In the heart of Shibuya, Tokyo, you’ll find a Shinto shrine that was built in the honour of an emperor who was regarded as a deity. The Meiji Shrine is an essential visit for anyone that’s keen on visiting the cultural landmarks of Japan.
Honouring an Emperor
Emperor Meiji – whom the Meiji Restoration was centred around – died in 1912, having successfully transformed Japan from a feudal nation to a recognisable modern power. The shrine was built in honour of the emperor and his wife, the Empress Shoken.
The shrine’s construction began in 1915. Materials for the shrine were taken from regions like Korea and Taiwan which at the time had fallen under Japanese rule. According to historical sources, the construction process had cost Japan well over 500,000 Yen.
If you’re staying at one of the Shibuya hotels – say, for example, the Cerulean Tower Tokyu Hotel – it might surprise you that the Meiji Shrine is found in a calm and tranquil patch of woods, far removed from the hustle and bustle of the rest of the city.

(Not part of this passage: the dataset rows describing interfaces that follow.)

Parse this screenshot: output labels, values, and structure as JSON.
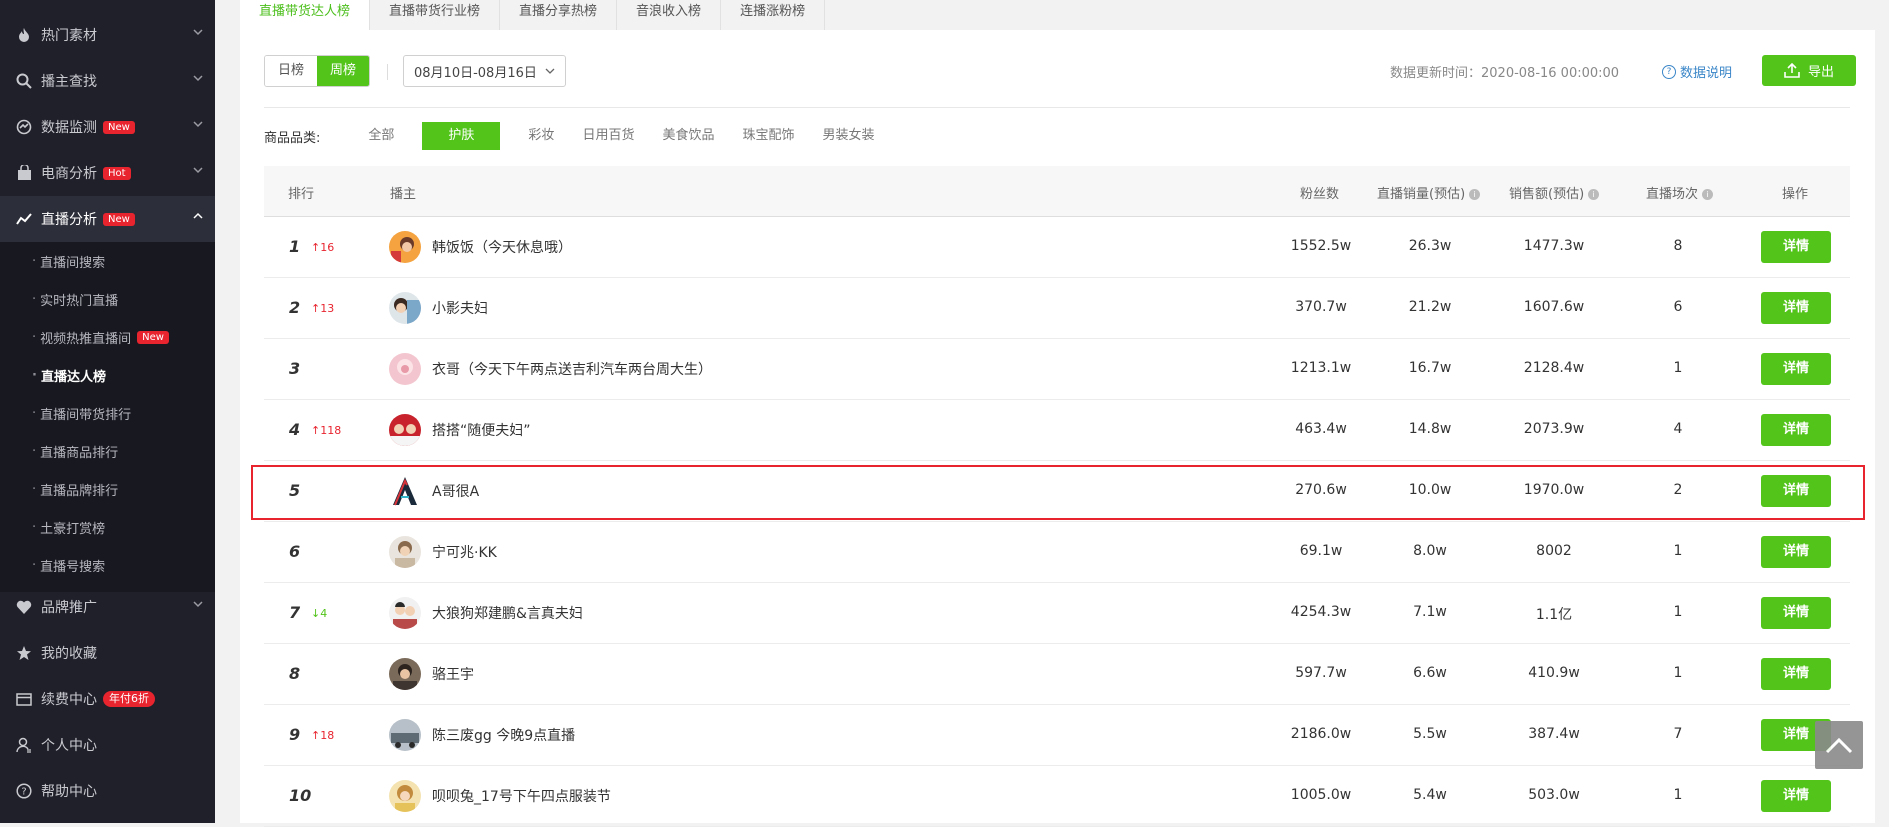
{
  "sidebar": {
    "items": [
      {
        "label": "热门素材",
        "icon": "fire-icon"
      },
      {
        "label": "播主查找",
        "icon": "search-icon"
      },
      {
        "label": "数据监测",
        "icon": "monitor-icon",
        "badge": "New"
      },
      {
        "label": "电商分析",
        "icon": "shopping-bag-icon",
        "badge": "Hot"
      },
      {
        "label": "直播分析",
        "icon": "trend-icon",
        "badge": "New"
      }
    ],
    "sub_items": [
      {
        "label": "直播间搜索"
      },
      {
        "label": "实时热门直播"
      },
      {
        "label": "视频热推直播间",
        "badge": "New"
      },
      {
        "label": "直播达人榜"
      },
      {
        "label": "直播间带货排行"
      },
      {
        "label": "直播商品排行"
      },
      {
        "label": "直播品牌排行"
      },
      {
        "label": "土豪打赏榜"
      },
      {
        "label": "直播号搜索"
      }
    ],
    "bottom_items": [
      {
        "label": "品牌推广",
        "icon": "heart-shield-icon"
      },
      {
        "label": "我的收藏",
        "icon": "star-icon"
      },
      {
        "label": "续费中心",
        "icon": "card-icon",
        "badge": "年付6折"
      },
      {
        "label": "个人中心",
        "icon": "user-icon"
      },
      {
        "label": "帮助中心",
        "icon": "help-icon"
      }
    ]
  },
  "tabs": [
    "直播带货达人榜",
    "直播带货行业榜",
    "直播分享热榜",
    "音浪收入榜",
    "连播涨粉榜"
  ],
  "toolbar": {
    "period_day": "日榜",
    "period_week": "周榜",
    "date_range": "08月10日-08月16日",
    "update_time": "数据更新时间：2020-08-16 00:00:00",
    "data_note": "数据说明",
    "export_label": "导出"
  },
  "categories": {
    "label": "商品品类:",
    "items": [
      "全部",
      "护肤",
      "彩妆",
      "日用百货",
      "美食饮品",
      "珠宝配饰",
      "男装女装"
    ],
    "selected": "护肤"
  },
  "table": {
    "headers": {
      "rank": "排行",
      "anchor": "播主",
      "fans": "粉丝数",
      "sales": "直播销量(预估)",
      "revenue": "销售额(预估)",
      "sessions": "直播场次",
      "action": "操作"
    },
    "action_label": "详情",
    "rows": [
      {
        "rank": "1",
        "delta": "↑16",
        "dir": "up",
        "name": "韩饭饭（今天休息哦）",
        "fans": "1552.5w",
        "sales": "26.3w",
        "revenue": "1477.3w",
        "sessions": "8"
      },
      {
        "rank": "2",
        "delta": "↑13",
        "dir": "up",
        "name": "小影夫妇",
        "fans": "370.7w",
        "sales": "21.2w",
        "revenue": "1607.6w",
        "sessions": "6"
      },
      {
        "rank": "3",
        "delta": "",
        "dir": "",
        "name": "衣哥（今天下午两点送吉利汽车两台周大生）",
        "fans": "1213.1w",
        "sales": "16.7w",
        "revenue": "2128.4w",
        "sessions": "1"
      },
      {
        "rank": "4",
        "delta": "↑118",
        "dir": "up",
        "name": "搭搭“随便夫妇”",
        "fans": "463.4w",
        "sales": "14.8w",
        "revenue": "2073.9w",
        "sessions": "4"
      },
      {
        "rank": "5",
        "delta": "",
        "dir": "",
        "name": "A哥很A",
        "fans": "270.6w",
        "sales": "10.0w",
        "revenue": "1970.0w",
        "sessions": "2"
      },
      {
        "rank": "6",
        "delta": "",
        "dir": "",
        "name": "宁可兆·KK",
        "fans": "69.1w",
        "sales": "8.0w",
        "revenue": "8002",
        "sessions": "1"
      },
      {
        "rank": "7",
        "delta": "↓4",
        "dir": "down",
        "name": "大狼狗郑建鹏&言真夫妇",
        "fans": "4254.3w",
        "sales": "7.1w",
        "revenue": "1.1亿",
        "sessions": "1"
      },
      {
        "rank": "8",
        "delta": "",
        "dir": "",
        "name": "骆王宇",
        "fans": "597.7w",
        "sales": "6.6w",
        "revenue": "410.9w",
        "sessions": "1"
      },
      {
        "rank": "9",
        "delta": "↑18",
        "dir": "up",
        "name": "陈三废gg 今晚9点直播",
        "fans": "2186.0w",
        "sales": "5.5w",
        "revenue": "387.4w",
        "sessions": "7"
      },
      {
        "rank": "10",
        "delta": "",
        "dir": "",
        "name": "呗呗兔_17号下午四点服装节",
        "fans": "1005.0w",
        "sales": "5.4w",
        "revenue": "503.0w",
        "sessions": "1"
      }
    ]
  },
  "colors": {
    "accent": "#52c41a",
    "sidebar_bg": "#1f2029",
    "badge_red": "#e8242f",
    "highlight": "#e8242f"
  }
}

Aside from admiring the shrine itself, the location is perfect to just collect your thoughts and enjoy some privacy.
The Shrine Layout
As you make your way through the woods, you’ll come upon the Jingu Bashi Bridge. This is the main entrance to the shrine. The shrine itself is divided into two major areas – the Naien and the Gaien. The Naien is the inner precinct which contains a museum and various scriptures about the emperor and empress. The Gaien includes a spectacular picture gallery and a number of open restaurants.